__RECORDS__:
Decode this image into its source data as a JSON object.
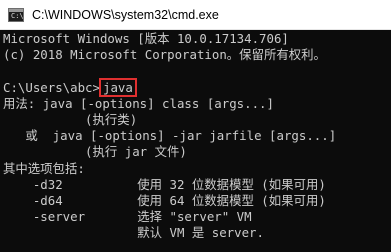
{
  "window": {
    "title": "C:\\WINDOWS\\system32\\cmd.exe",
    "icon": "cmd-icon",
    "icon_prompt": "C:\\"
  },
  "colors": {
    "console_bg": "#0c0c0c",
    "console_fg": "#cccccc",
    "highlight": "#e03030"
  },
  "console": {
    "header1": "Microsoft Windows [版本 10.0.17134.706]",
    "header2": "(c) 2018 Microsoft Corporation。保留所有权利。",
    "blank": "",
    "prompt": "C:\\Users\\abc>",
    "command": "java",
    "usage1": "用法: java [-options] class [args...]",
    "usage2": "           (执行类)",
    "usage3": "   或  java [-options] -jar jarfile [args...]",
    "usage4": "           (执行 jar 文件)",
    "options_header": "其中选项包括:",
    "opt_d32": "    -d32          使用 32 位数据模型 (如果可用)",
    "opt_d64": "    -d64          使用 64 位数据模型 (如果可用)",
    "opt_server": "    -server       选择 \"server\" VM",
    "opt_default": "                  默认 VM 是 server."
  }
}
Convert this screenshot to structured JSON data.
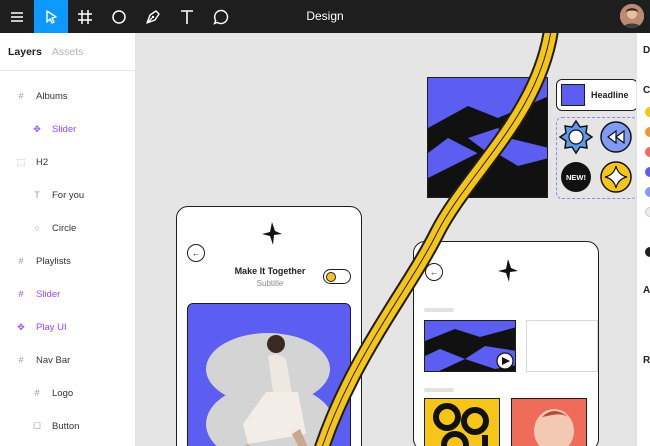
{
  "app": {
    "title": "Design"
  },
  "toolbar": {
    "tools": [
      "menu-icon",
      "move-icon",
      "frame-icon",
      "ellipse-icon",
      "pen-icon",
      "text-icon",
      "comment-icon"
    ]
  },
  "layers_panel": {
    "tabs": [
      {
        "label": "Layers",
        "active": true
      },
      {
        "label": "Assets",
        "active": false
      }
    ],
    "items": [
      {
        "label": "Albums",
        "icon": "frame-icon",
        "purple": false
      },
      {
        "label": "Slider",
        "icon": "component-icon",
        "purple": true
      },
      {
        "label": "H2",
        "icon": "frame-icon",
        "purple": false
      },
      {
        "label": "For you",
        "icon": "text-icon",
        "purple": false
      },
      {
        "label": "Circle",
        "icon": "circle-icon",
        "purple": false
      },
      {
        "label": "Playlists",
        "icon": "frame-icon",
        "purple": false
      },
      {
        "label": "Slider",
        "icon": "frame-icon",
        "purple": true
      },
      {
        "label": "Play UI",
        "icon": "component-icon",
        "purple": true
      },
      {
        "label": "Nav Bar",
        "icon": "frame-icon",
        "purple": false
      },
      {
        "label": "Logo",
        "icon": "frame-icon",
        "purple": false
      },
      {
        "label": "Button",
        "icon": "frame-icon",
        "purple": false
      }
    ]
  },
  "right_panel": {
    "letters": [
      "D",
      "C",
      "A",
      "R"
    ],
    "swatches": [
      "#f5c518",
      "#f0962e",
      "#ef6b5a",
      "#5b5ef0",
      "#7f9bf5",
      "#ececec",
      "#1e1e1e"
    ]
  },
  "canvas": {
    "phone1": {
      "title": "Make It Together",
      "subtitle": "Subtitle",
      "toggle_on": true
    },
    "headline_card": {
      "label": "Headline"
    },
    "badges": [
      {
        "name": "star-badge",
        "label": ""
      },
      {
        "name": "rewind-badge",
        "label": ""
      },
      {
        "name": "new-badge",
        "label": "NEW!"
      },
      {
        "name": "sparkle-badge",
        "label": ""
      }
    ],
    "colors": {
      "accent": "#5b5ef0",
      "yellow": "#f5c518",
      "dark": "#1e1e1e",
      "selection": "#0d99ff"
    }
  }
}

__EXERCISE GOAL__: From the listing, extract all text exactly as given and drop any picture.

__SOLUTION__:
Decode this image into its source data as a JSON object.
{
  "window": {
    "title": "C:\\WINDOWS\\system32\\cmd.exe",
    "icon": "cmd-icon",
    "icon_prompt": "C:\\"
  },
  "colors": {
    "console_bg": "#0c0c0c",
    "console_fg": "#cccccc",
    "highlight": "#e03030"
  },
  "console": {
    "header1": "Microsoft Windows [版本 10.0.17134.706]",
    "header2": "(c) 2018 Microsoft Corporation。保留所有权利。",
    "blank": "",
    "prompt": "C:\\Users\\abc>",
    "command": "java",
    "usage1": "用法: java [-options] class [args...]",
    "usage2": "           (执行类)",
    "usage3": "   或  java [-options] -jar jarfile [args...]",
    "usage4": "           (执行 jar 文件)",
    "options_header": "其中选项包括:",
    "opt_d32": "    -d32          使用 32 位数据模型 (如果可用)",
    "opt_d64": "    -d64          使用 64 位数据模型 (如果可用)",
    "opt_server": "    -server       选择 \"server\" VM",
    "opt_default": "                  默认 VM 是 server."
  }
}
Convert this screenshot to structured JSON data.
{
  "app": {
    "title": "Design"
  },
  "toolbar": {
    "tools": [
      "menu-icon",
      "move-icon",
      "frame-icon",
      "ellipse-icon",
      "pen-icon",
      "text-icon",
      "comment-icon"
    ]
  },
  "layers_panel": {
    "tabs": [
      {
        "label": "Layers",
        "active": true
      },
      {
        "label": "Assets",
        "active": false
      }
    ],
    "items": [
      {
        "label": "Albums",
        "icon": "frame-icon",
        "purple": false
      },
      {
        "label": "Slider",
        "icon": "component-icon",
        "purple": true
      },
      {
        "label": "H2",
        "icon": "frame-icon",
        "purple": false
      },
      {
        "label": "For you",
        "icon": "text-icon",
        "purple": false
      },
      {
        "label": "Circle",
        "icon": "circle-icon",
        "purple": false
      },
      {
        "label": "Playlists",
        "icon": "frame-icon",
        "purple": false
      },
      {
        "label": "Slider",
        "icon": "frame-icon",
        "purple": true
      },
      {
        "label": "Play UI",
        "icon": "component-icon",
        "purple": true
      },
      {
        "label": "Nav Bar",
        "icon": "frame-icon",
        "purple": false
      },
      {
        "label": "Logo",
        "icon": "frame-icon",
        "purple": false
      },
      {
        "label": "Button",
        "icon": "frame-icon",
        "purple": false
      }
    ]
  },
  "right_panel": {
    "letters": [
      "D",
      "C",
      "A",
      "R"
    ],
    "swatches": [
      "#f5c518",
      "#f0962e",
      "#ef6b5a",
      "#5b5ef0",
      "#7f9bf5",
      "#ececec",
      "#1e1e1e"
    ]
  },
  "canvas": {
    "phone1": {
      "title": "Make It Together",
      "subtitle": "Subtitle",
      "toggle_on": true
    },
    "headline_card": {
      "label": "Headline"
    },
    "badges": [
      {
        "name": "star-badge",
        "label": ""
      },
      {
        "name": "rewind-badge",
        "label": ""
      },
      {
        "name": "new-badge",
        "label": "NEW!"
      },
      {
        "name": "sparkle-badge",
        "label": ""
      }
    ],
    "colors": {
      "accent": "#5b5ef0",
      "yellow": "#f5c518",
      "dark": "#1e1e1e",
      "selection": "#0d99ff"
    }
  }
}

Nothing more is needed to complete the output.